Denton Chester Crowl was born June 1, 1882 to John and Effie Crowl in Urbana, Ohio. By the age of eighteen, Crowl had won a speaking contest. He became acquainted with the evangelist Sam Jones, with whom he eventually worked, perhaps as a secretary. Crowl seems also to have had a gift for impersonation, and he created impersonations of Davy Crockett and Jekyll and Hyde, among others. Eventually he acquired permission to impersonate Sam Jones on the platform, and began appearing on the chautauqua circuits. He also worked as a booking promoter for chautauquas.   Sometime before 1908 he visited H.H. Tredway in Metamora, Ohio, to schedule a chautauqua event and met Tredway's sister Georgia. They were married May 18, 1908, and for more than 20 years, the Tredway farms were Crowl's country summer home where he lived with Georgia and her parents when not traveling. A daughter, Kathryn, was born in 1914.   During the winter months, they moved elsewhere while Crowl pursued ventures such as producing and selling Glare Shields for cars and a luggage rack that attached to the running board of a car. He also sold the Ali Carrier, a set of removable wheels for suitcases invented by a fellow chautauqua performer, J. Mohammad Ali, which took the lug out of luggage. At times in the 1920s he owned the Metamora Record, a small newspaper. He also contributed editorials to the Toledo Blade.   Crowl was a staunch Republican, opposed to the League of Nations and the New Deal, who thought chautauquas were an ideal venue for getting Republican ideas before the public. He was frustrated when he could not accomplish this, which may have had something to do with his leaving the circuits. In later years he wrote pamphlets regarding taxation and business. He became involved in the first Florida land boom and wrote curricula and conducted training sessions for salesmen in Coral Gables. In the 1920s, Crowl took to Ohio the idea of The Breakers, a beach resort club in Chicago. He founded the Catawba Cliffs Beach Club near Port Clinton, Ohio. Crowl developed the promotional material and as investors purchased memberships, the club grew, eventually including a marina, beach, bathhouse, and finally a club house and hotel. Unfortunately, by 1933 the wealthy members were wealthy no more as the Depression took hold, and the club's grand opening coincided with a bank holiday declared by President Roosevelt. Crowl eventually lost the club. It is still in existence today as the Catawba Island Club.   During the early 1930s Crowl moved his family to Toledo. His final business venture in the 1930s and 1940s was the Allen-Crowl Company which he organized to produce and distribute drugs and medicines especially for dogs. In March 1941, Crowl suffered a stroke while in Florida. He survived but never recovered completely. He died in August 1944 at the age of 62.

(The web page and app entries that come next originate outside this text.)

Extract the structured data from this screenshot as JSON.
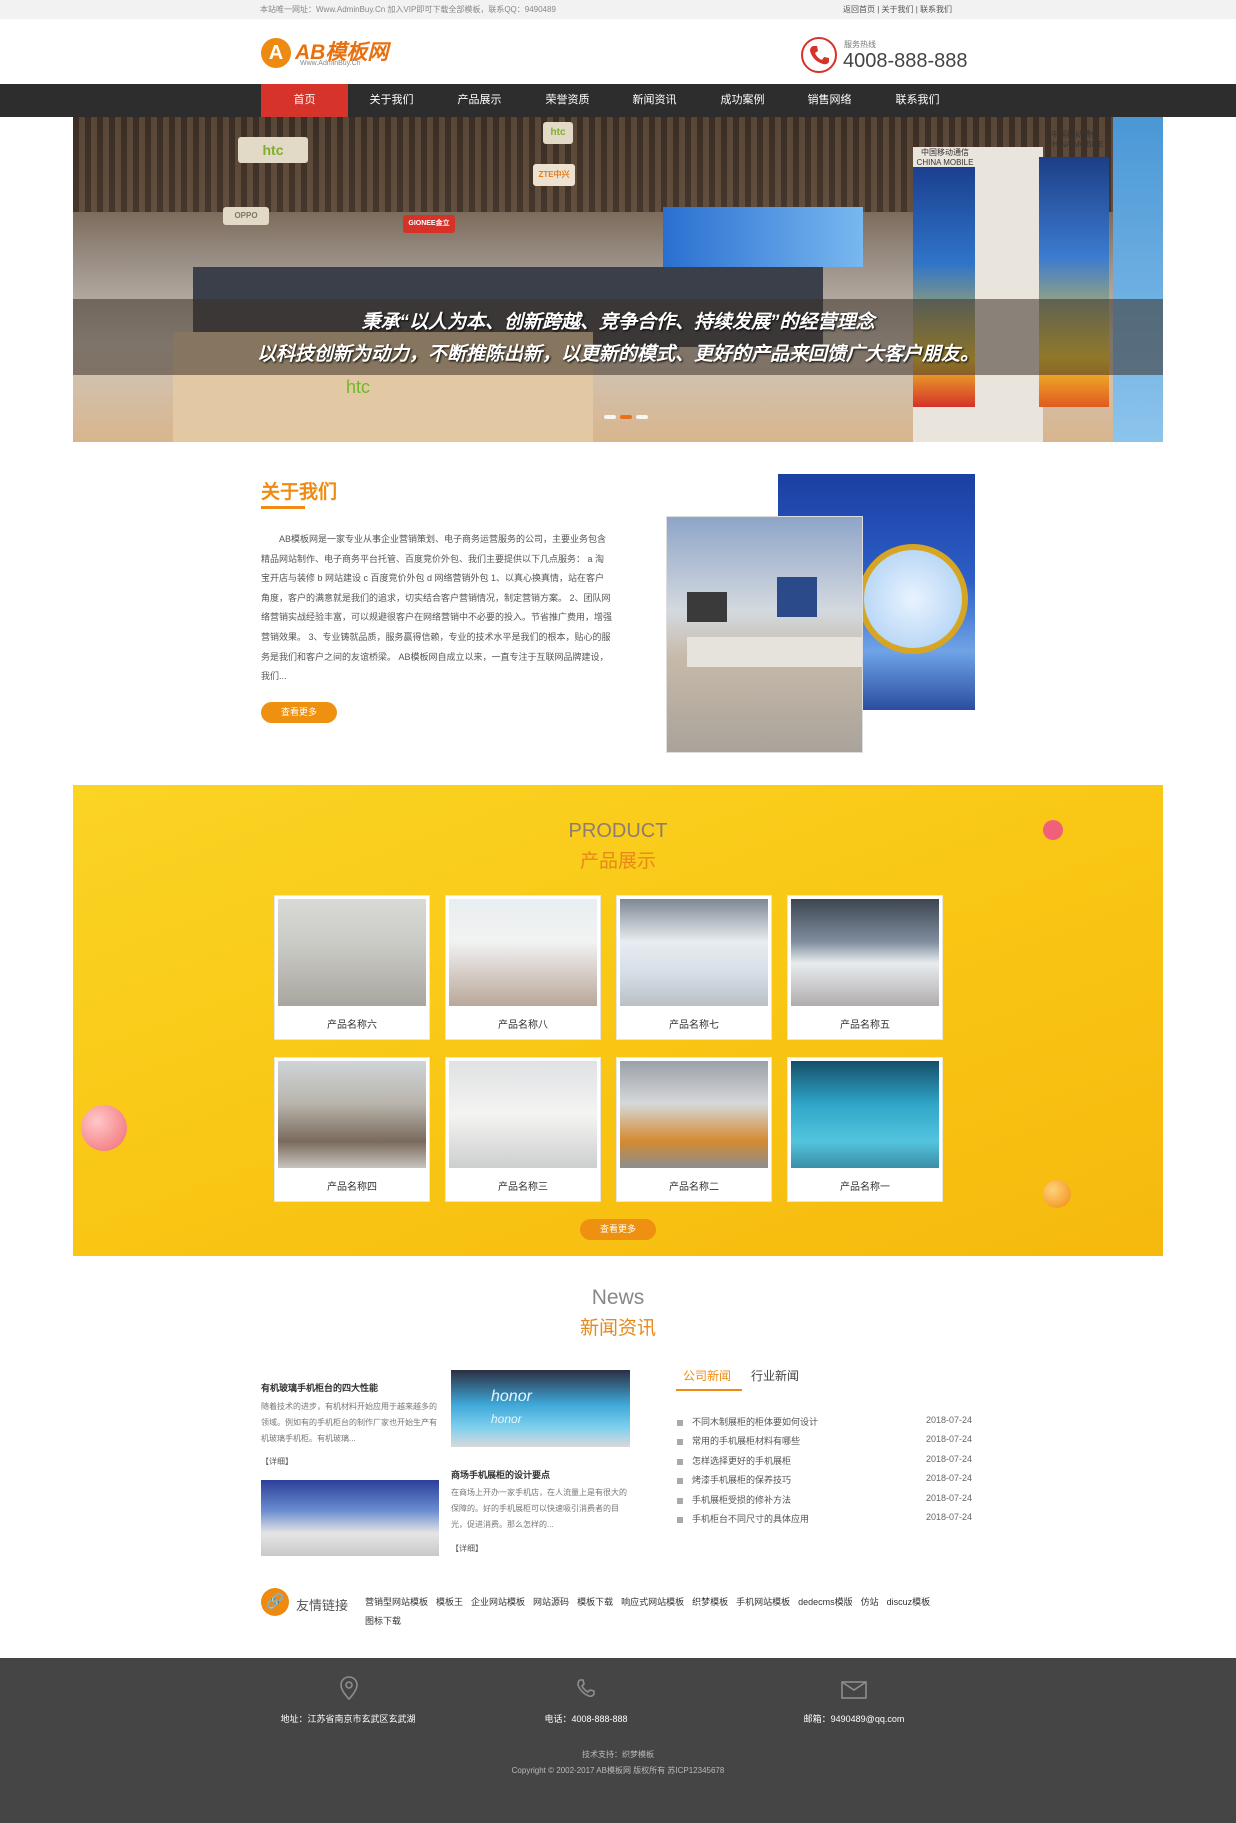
{
  "topbar": {
    "left": "本站唯一网址：Www.AdminBuy.Cn 加入VIP即可下载全部模板，联系QQ：9490489",
    "right": "返回首页 | 关于我们 | 联系我们"
  },
  "header": {
    "logo_mark": "A",
    "logo_title": "AB模板网",
    "logo_sub": "Www.AdminBuy.Cn",
    "phone_label": "服务热线",
    "phone_number": "4008-888-888",
    "phone_icon": "phone-icon"
  },
  "nav": {
    "items": [
      "首页",
      "关于我们",
      "产品展示",
      "荣誉资质",
      "新闻资讯",
      "成功案例",
      "销售网络",
      "联系我们"
    ],
    "active_index": 0,
    "active_color": "#d6332b"
  },
  "banner": {
    "sign_htc": "htc",
    "sign_zte": "ZTE中兴",
    "sign_oppo": "OPPO",
    "sign_gionee": "GIONEE金立",
    "sign_htc2": "htc",
    "sign_cmcc1": "中国移动通信 CHINA MOBILE",
    "sign_cmcc2": "中国移动通信 CHINA MOBILE",
    "slogan1": "秉承“以人为本、创新跨越、竞争合作、持续发展”的经营理念",
    "slogan2": "以科技创新为动力，不断推陈出新，以更新的模式、更好的产品来回馈广大客户朋友。",
    "dots": 3,
    "active_dot": 1
  },
  "about": {
    "title": "关于我们",
    "text": "AB模板网是一家专业从事企业营销策划、电子商务运营服务的公司，主要业务包含精品网站制作、电子商务平台托管、百度竞价外包、我们主要提供以下几点服务： a 淘宝开店与装修 b 网站建设 c 百度竞价外包 d 网络营销外包 1、以真心换真情，站在客户角度，客户的满意就是我们的追求，切实结合客户营销情况，制定营销方案。 2、团队网络营销实战经验丰富，可以规避很客户在网络营销中不必要的投入。节省推广费用，增强营销效果。 3、专业铸就品质，服务赢得信赖，专业的技术水平是我们的根本，贴心的服务是我们和客户之间的友谊桥梁。 AB模板网自成立以来，一直专注于互联网品牌建设，我们...",
    "button": "查看更多"
  },
  "products": {
    "title_en": "PRODUCT",
    "title_cn": "产品展示",
    "items": [
      {
        "name": "产品名称六"
      },
      {
        "name": "产品名称八"
      },
      {
        "name": "产品名称七"
      },
      {
        "name": "产品名称五"
      },
      {
        "name": "产品名称四"
      },
      {
        "name": "产品名称三"
      },
      {
        "name": "产品名称二"
      },
      {
        "name": "产品名称一"
      }
    ],
    "button": "查看更多"
  },
  "news": {
    "title_en": "News",
    "title_cn": "新闻资讯",
    "feature1": {
      "title": "有机玻璃手机柜台的四大性能",
      "text": "随着技术的进步，有机材料开始应用于越来越多的领域。例如有的手机柜台的制作厂家也开始生产有机玻璃手机柜。有机玻璃...",
      "more": "【详细】"
    },
    "feature2": {
      "title": "商场手机展柜的设计要点",
      "text": "在商场上开办一家手机店，在人流量上是有很大的保障的。好的手机展柜可以快速吸引消费者的目光，促进消费。那么怎样的...",
      "more": "【详细】"
    },
    "img1_text": "honor",
    "tabs": [
      "公司新闻",
      "行业新闻"
    ],
    "list": [
      {
        "title": "不同木制展柜的柜体要如何设计",
        "date": "2018-07-24"
      },
      {
        "title": "常用的手机展柜材料有哪些",
        "date": "2018-07-24"
      },
      {
        "title": "怎样选择更好的手机展柜",
        "date": "2018-07-24"
      },
      {
        "title": "烤漆手机展柜的保养技巧",
        "date": "2018-07-24"
      },
      {
        "title": "手机展柜受损的修补方法",
        "date": "2018-07-24"
      },
      {
        "title": "手机柜台不同尺寸的具体应用",
        "date": "2018-07-24"
      }
    ]
  },
  "links": {
    "title": "友情链接",
    "icon": "link-icon",
    "items": [
      "营销型网站模板",
      "模板王",
      "企业网站模板",
      "网站源码",
      "模板下载",
      "响应式网站模板",
      "织梦模板",
      "手机网站模板",
      "dedecms模版",
      "仿站",
      "discuz模板",
      "图标下载"
    ]
  },
  "footer": {
    "address": "地址：江苏省南京市玄武区玄武湖",
    "phone": "电话：4008-888-888",
    "email": "邮箱：9490489@qq.com",
    "support": "技术支持：织梦模板",
    "copyright": "Copyright © 2002-2017 AB模板网 版权所有   苏ICP12345678",
    "icons": [
      "location-icon",
      "phone-icon",
      "mail-icon"
    ]
  }
}
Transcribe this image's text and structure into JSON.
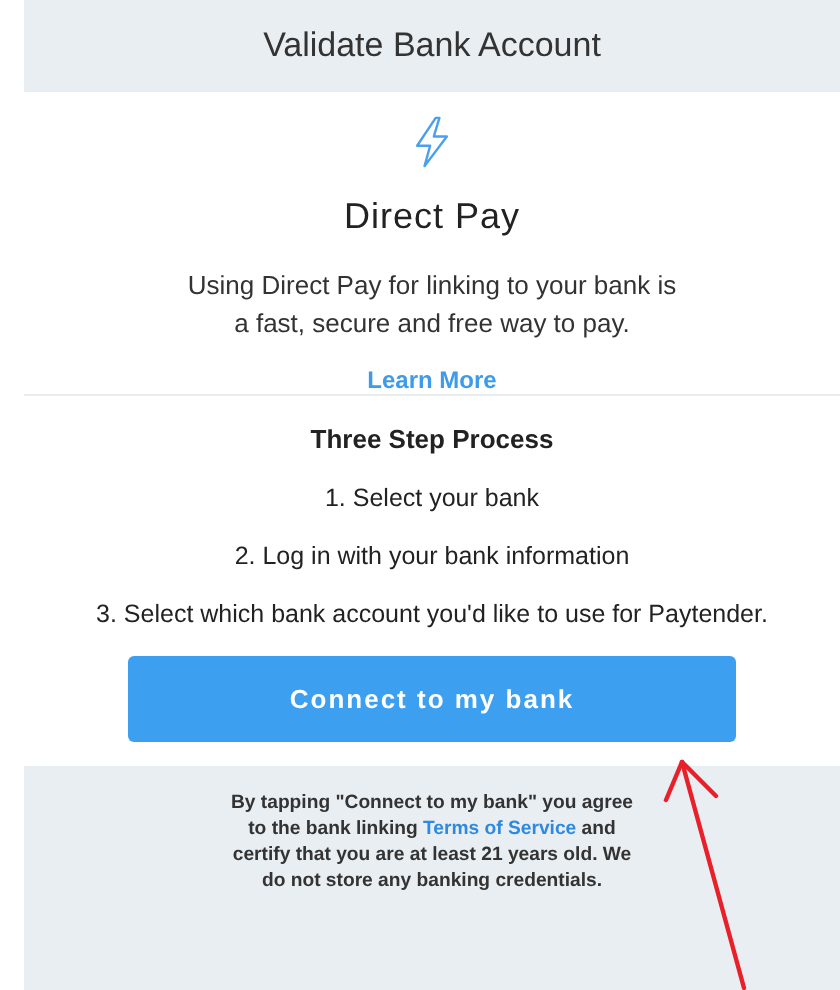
{
  "header": {
    "title": "Validate Bank Account"
  },
  "intro": {
    "title": "Direct Pay",
    "description": "Using Direct Pay for linking to your bank is a fast, secure and free way to pay.",
    "link": "Learn More"
  },
  "process": {
    "title": "Three Step Process",
    "steps": [
      "1. Select your bank",
      "2. Log in with your bank information",
      "3. Select which bank account you'd like to use for Paytender."
    ]
  },
  "button": "Connect to my bank",
  "disclaimer": {
    "before": "By tapping \"Connect to my bank\" you agree to the bank linking ",
    "link": "Terms of Service",
    "after": " and certify that you are at least 21 years old. We do not store any banking credentials."
  }
}
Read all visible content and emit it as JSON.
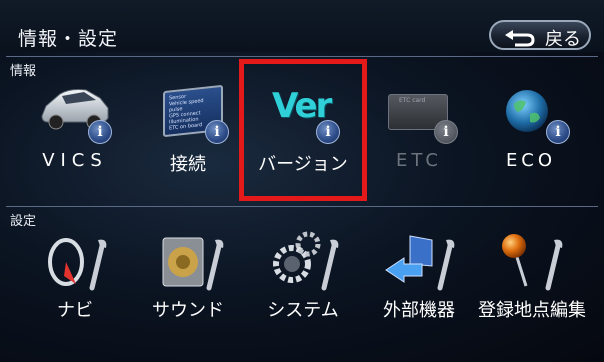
{
  "header": {
    "title": "情報・設定",
    "back_label": "戻る"
  },
  "sections": {
    "info_label": "情報",
    "settings_label": "設定"
  },
  "info_items": [
    {
      "label": "VICS",
      "icon": "car-icon",
      "enabled": true
    },
    {
      "label": "接続",
      "icon": "connection-screen-icon",
      "enabled": true
    },
    {
      "label": "バージョン",
      "icon": "ver-icon",
      "enabled": true,
      "highlighted": true
    },
    {
      "label": "ETC",
      "icon": "etc-card-icon",
      "enabled": false
    },
    {
      "label": "ECO",
      "icon": "globe-icon",
      "enabled": true
    }
  ],
  "settings_items": [
    {
      "label": "ナビ",
      "icon": "navi-compass-icon"
    },
    {
      "label": "サウンド",
      "icon": "speaker-icon"
    },
    {
      "label": "システム",
      "icon": "gears-icon"
    },
    {
      "label": "外部機器",
      "icon": "external-device-icon"
    },
    {
      "label": "登録地点編集",
      "icon": "map-pin-icon"
    }
  ],
  "icons_text": {
    "ver": "Ver",
    "info": "i",
    "etc_card": "ETC card"
  },
  "connection_screen_lines": [
    "Sensor",
    "Vehicle speed pulse",
    "GPS connect",
    "Illumination",
    "ETC on board"
  ],
  "colors": {
    "highlight": "#e41a1a",
    "background": "#0b1422",
    "accent": "#2b4a86"
  }
}
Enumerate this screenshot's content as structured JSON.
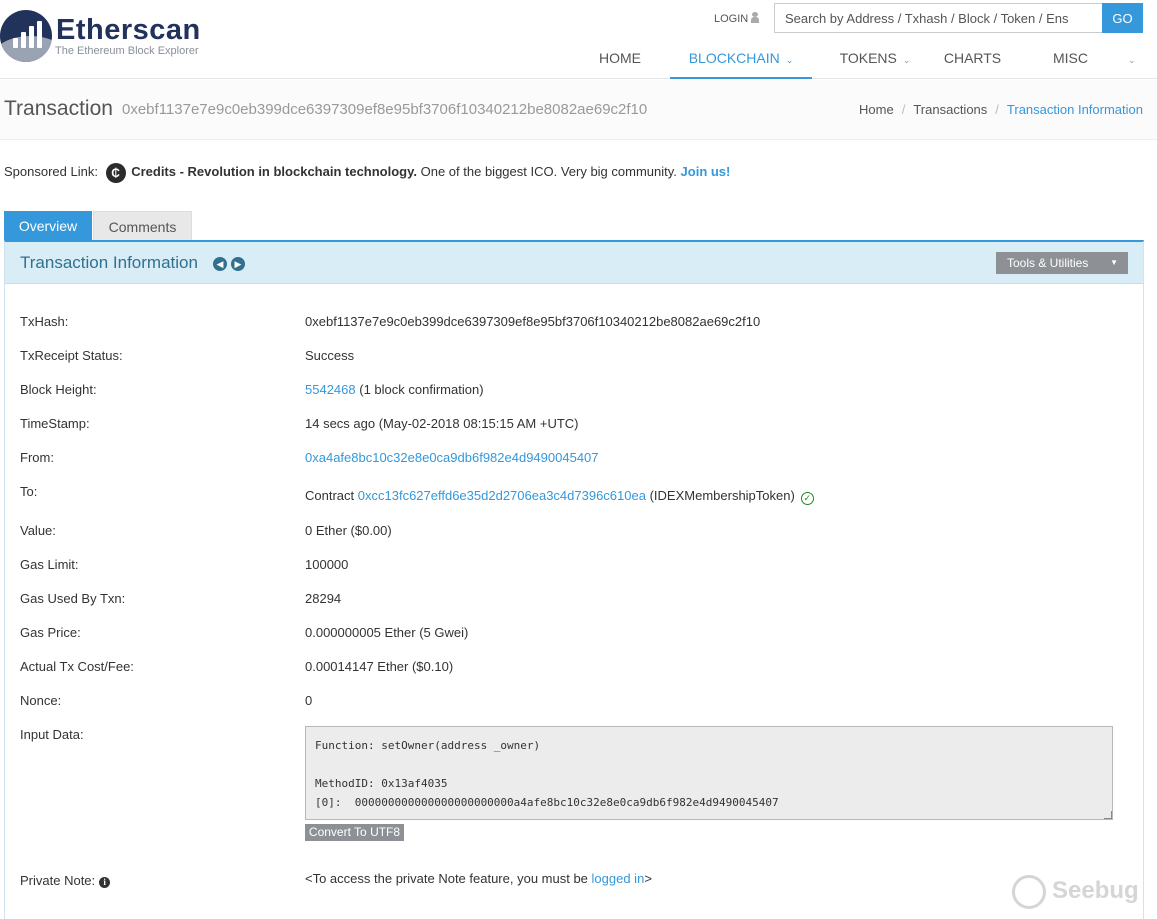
{
  "brand": {
    "name": "Etherscan",
    "tagline": "The Ethereum Block Explorer"
  },
  "header": {
    "login_label": "LOGIN",
    "search_placeholder": "Search by Address / Txhash / Block / Token / Ens",
    "go_label": "GO",
    "nav": {
      "home": "HOME",
      "blockchain": "BLOCKCHAIN",
      "tokens": "TOKENS",
      "charts": "CHARTS",
      "misc": "MISC"
    }
  },
  "titlebar": {
    "title": "Transaction",
    "hash": "0xebf1137e7e9c0eb399dce6397309ef8e95bf3706f10340212be8082ae69c2f10",
    "breadcrumb": [
      "Home",
      "Transactions",
      "Transaction Information"
    ]
  },
  "sponsor": {
    "label": "Sponsored Link:",
    "icon_glyph": "₵",
    "headline": "Credits - Revolution in blockchain technology.",
    "text": "One of the biggest ICO. Very big community.",
    "link": "Join us!"
  },
  "tabs": {
    "overview": "Overview",
    "comments": "Comments"
  },
  "panel": {
    "title": "Transaction Information",
    "tools_label": "Tools & Utilities"
  },
  "tx": {
    "txhash_label": "TxHash:",
    "txhash": "0xebf1137e7e9c0eb399dce6397309ef8e95bf3706f10340212be8082ae69c2f10",
    "status_label": "TxReceipt Status:",
    "status": "Success",
    "block_label": "Block Height:",
    "block": "5542468",
    "block_conf": "(1 block confirmation)",
    "timestamp_label": "TimeStamp:",
    "timestamp": "14 secs ago (May-02-2018 08:15:15 AM +UTC)",
    "from_label": "From:",
    "from": "0xa4afe8bc10c32e8e0ca9db6f982e4d9490045407",
    "to_label": "To:",
    "to_prefix": "Contract",
    "to_address": "0xcc13fc627effd6e35d2d2706ea3c4d7396c610ea",
    "to_name": "(IDEXMembershipToken)",
    "value_label": "Value:",
    "value": "0 Ether ($0.00)",
    "gaslimit_label": "Gas Limit:",
    "gaslimit": "100000",
    "gasused_label": "Gas Used By Txn:",
    "gasused": "28294",
    "gasprice_label": "Gas Price:",
    "gasprice": "0.000000005 Ether (5 Gwei)",
    "fee_label": "Actual Tx Cost/Fee:",
    "fee": "0.00014147 Ether ($0.10)",
    "nonce_label": "Nonce:",
    "nonce": "0",
    "input_label": "Input Data:",
    "input_data": "Function: setOwner(address _owner)\n\nMethodID: 0x13af4035\n[0]:  000000000000000000000000a4afe8bc10c32e8e0ca9db6f982e4d9490045407",
    "convert_label": "Convert To UTF8",
    "note_label": "Private Note:",
    "note_prefix": "<To access the private Note feature, you must be",
    "note_link": "logged in",
    "note_suffix": ">"
  },
  "watermark": {
    "text": "Seebug"
  }
}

Author: Jane Rothfuss Reid, Denton Crowl's granddaughter, May 2005

Found in 1 Collection or Record:

Denton Chester Crowl Papers

Identifier: msc0150.01

Lecturer-portrayalist, salesman and editorial writer for the Toledo Blade, Denton Crowl performed on the Chautauqua circuits and in other venues. This collection includes correspondence, appointment diaries, photographs, and manuscripts, mostly relating to his lecture and political activities.

Dates: 1909-1938